2. Checking your profiles
There’s always something to “check”; your inbox, social media or a forum, that might result in a dopamine hit that satisfies a short-term craving. The designers of apps and websites do so deliberately to keep you on them for longer. Notifications, endless scroll and candy-dispenser-like alerts keep you hooked and in a loop of checking that’s not conducive to happiness.
Swap it for:
Batching activities. Separate every action you take into big things and little things. The small, minor things are those tiny actions that overall make no difference. Things like checking emails, checking social media, checking bank accounts, invoices and Google Analytics. Batch them into less frequent actions and have a giant checkfest once a week, but no more.
Picking one thing to focus on. With the space you have found by batching little things, pick the big things that you can attack. The big things are those projects that really move the needle and get you where you want to be. The ones that seem daunting until they’re done. Set a pomodoro timer, close all your tabs, turn off notifications and get started. Keep going until you find yourself in a state of flow.
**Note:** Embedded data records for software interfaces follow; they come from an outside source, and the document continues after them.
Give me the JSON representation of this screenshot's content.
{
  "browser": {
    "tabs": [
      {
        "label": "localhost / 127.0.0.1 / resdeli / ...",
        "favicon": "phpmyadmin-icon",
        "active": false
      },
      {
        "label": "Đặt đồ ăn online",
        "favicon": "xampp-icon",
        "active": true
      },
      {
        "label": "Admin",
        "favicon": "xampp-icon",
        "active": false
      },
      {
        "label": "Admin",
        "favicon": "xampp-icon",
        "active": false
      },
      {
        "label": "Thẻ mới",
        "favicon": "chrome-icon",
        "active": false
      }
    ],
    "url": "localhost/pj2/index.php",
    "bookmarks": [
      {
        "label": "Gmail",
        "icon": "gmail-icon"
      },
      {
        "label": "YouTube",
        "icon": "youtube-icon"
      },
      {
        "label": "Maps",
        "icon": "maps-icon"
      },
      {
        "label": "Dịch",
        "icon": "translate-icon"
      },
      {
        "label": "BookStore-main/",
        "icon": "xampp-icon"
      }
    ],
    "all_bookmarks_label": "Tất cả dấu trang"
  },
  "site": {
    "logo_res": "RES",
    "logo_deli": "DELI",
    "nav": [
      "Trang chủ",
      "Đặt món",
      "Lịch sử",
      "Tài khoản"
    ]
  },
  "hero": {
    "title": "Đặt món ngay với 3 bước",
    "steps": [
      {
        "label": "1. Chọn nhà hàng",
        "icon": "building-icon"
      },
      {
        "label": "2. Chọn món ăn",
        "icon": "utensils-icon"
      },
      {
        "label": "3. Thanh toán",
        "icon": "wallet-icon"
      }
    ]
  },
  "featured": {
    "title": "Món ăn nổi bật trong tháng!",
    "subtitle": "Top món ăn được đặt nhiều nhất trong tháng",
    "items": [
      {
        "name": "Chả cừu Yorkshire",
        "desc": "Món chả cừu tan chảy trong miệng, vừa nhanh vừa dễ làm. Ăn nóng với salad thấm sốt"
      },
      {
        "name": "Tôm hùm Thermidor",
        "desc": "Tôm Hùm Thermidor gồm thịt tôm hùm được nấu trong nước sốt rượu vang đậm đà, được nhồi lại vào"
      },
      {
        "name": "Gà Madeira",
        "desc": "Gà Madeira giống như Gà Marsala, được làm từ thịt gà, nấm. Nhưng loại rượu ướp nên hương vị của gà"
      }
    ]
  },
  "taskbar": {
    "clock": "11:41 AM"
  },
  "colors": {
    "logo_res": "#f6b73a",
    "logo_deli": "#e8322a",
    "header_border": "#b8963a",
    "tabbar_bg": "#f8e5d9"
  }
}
Producing. Turn your ideas and knowledge into articles, blogs, books and downloads. Instead of consuming, checking and scrolling, look to create and produce. What seems obvious to you can be groundbreaking to someone else. Write, record and create to inspire, inform and educate.
3. Watching TV
TV is a massive time-suck. No ifs, no buts. It’s not a good use of life. It can become the default option for an evening, meaning you end up watching stuff you don’t really care about that has zero value or bearing on your life. Those on the path to greatness don’t watch much TV, if any. You can watch TV on a treadmill but not on the racetrack.
Swap it for:
Journaling. Use the time to assess the day. Slow down to write in free form and assess how you’re feeling, what’s going right and what needs improvement. Keep a log of your thoughts and actions and understand the cause and effect of everything you do. It’s amazing how therapeutic this practice can be.
Learning a language. Open up new worlds and the chance to meet new people. Put your brain into something challenging in a different way to your regular work. Commit a certain time each day and attend classes or learn via an app or book. Do it with friends in the lead up to a trip you’ve booked together.
Meeting friends. Cultivating arms-length relationships via WhatsApp and Instagram doesn’t make for meaningful connections. Pay someone a visit, take a meal over, invite them round, at the very least call someone you haven’t seen in a while. Learn about their world whilst expanding yours.
For maximum happiness, find the habits that don’t serve you and replace them with ones that do. If applicable, start with watching television, needless checking and fearful thinking.